From the 1890s to 1920, the United States went through the “Progressive Era”, where the domestic and foreign policies became a priority to the government. The United States sought to extend their power and influence through an aggressive foreign policy. In order to extend American democracy and capitalism while protecting American interests and businesses, the United States adapted an “imperialistic” mindset. Under President Roosevelt, the country grew a high interest in Asia and Latin America, and our Navy saw a rapid build-up. Although our newly adapted foreign policy was “progressive” in the eyes of President Roosevelt, many other progressives believed our policies were too concerned with foreign affairs and not enough attention was focused on the domestic issues.

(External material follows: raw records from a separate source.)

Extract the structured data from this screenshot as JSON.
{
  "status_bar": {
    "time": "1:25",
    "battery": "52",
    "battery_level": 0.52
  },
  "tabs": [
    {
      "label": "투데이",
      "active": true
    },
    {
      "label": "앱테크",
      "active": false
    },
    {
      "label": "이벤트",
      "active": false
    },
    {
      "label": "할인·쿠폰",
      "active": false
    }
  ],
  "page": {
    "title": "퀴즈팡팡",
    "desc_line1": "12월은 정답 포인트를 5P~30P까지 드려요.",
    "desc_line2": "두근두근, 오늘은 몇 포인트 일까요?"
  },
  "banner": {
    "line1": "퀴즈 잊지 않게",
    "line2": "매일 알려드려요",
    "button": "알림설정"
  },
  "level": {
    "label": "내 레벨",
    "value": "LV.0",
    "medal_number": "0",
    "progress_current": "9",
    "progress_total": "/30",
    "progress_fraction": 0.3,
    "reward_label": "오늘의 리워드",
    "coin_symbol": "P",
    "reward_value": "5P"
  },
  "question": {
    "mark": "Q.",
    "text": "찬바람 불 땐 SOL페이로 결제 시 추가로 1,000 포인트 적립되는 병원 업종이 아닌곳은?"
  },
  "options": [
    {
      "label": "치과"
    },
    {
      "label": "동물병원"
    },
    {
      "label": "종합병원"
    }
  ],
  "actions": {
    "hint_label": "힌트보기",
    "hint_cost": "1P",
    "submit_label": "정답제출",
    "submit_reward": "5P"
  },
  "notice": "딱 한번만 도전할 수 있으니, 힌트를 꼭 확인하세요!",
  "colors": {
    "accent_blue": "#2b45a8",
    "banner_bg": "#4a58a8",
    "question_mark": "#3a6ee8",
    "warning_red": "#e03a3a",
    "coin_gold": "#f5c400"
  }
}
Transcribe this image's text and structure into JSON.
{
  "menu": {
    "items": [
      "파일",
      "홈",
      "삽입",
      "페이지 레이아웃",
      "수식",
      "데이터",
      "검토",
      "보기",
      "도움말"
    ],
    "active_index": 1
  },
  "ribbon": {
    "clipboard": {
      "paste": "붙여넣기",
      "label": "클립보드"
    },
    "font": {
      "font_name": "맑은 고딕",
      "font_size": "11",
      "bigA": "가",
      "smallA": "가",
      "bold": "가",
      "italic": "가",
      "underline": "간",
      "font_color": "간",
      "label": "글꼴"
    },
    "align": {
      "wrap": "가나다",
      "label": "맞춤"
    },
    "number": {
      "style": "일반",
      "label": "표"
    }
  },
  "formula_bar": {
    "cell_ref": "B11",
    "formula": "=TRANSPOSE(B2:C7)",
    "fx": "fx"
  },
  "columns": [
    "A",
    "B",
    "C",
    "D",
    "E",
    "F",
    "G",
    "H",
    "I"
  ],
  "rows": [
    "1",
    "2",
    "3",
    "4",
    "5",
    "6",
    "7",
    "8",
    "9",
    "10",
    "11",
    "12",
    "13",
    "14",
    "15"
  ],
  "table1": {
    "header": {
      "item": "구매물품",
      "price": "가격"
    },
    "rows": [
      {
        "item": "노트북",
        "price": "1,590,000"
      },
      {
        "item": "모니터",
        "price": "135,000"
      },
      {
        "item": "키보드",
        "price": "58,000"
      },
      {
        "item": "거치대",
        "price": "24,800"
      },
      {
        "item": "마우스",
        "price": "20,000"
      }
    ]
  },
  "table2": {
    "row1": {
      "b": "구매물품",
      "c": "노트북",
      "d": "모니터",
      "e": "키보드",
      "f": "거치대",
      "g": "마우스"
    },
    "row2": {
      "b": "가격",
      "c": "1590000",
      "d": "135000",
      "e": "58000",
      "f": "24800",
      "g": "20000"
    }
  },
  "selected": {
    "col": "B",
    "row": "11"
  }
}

When it comes time for you to write the fall of the British Empire, I will gladly supply you with the great many documents in my possession.- Benjamin Franklin. The impacts of America today are both wide, and numerous, and they have been for as long as the country has existed. The effects of the American Revolution rippled both far and wide, perhaps no more so than in Great Britain. On average, empires only last for 250, so GReat BRitian was approaching its expiration date. With an already damaged economy and a population tired of war, Britain was sure to be affected by the revolution, and it was. The American Revolution affected the English economy, diplomatic relations, and territories;
A historian once wrote that the 19th century was “a time of bitter conflict, as the world of the past fought to remain alive.” During the 19th century, there was an emergence of the political ideologies: liberalism, conservatism, and socialism. Liberalism sought to limit the government, preserve individual freedom and believed in the hierarchy of merit. Conservatism attempted to preserve the existing order and believed in tradition over reason. Socialists believed in strengthening parliaments and the working class to bolster laborers. All three of these political ideologies vastly impacted the 19th century and the preceding quote helps describe how the world remained alive through all of these conflicting and emerging ideologies.
Prior to the outbreak of War, Europe experienced a strong economic environment allowing the transformation of some powerful states to empires. However, there were already clear empires during this period. The conflicts of both World War one (WWI) and World War two (WW II) can be seen as similar in the sense that as powerful states underwent continued growth and modernisation, then begun imperialising in order to access more resources by annexing land, much like the British Empire during the 19th century. However, established powers endeavoured to halt the expansionism expressed by these states. As a result of complex alliances, all of empires (both emerging and established) were at war during the 20th century.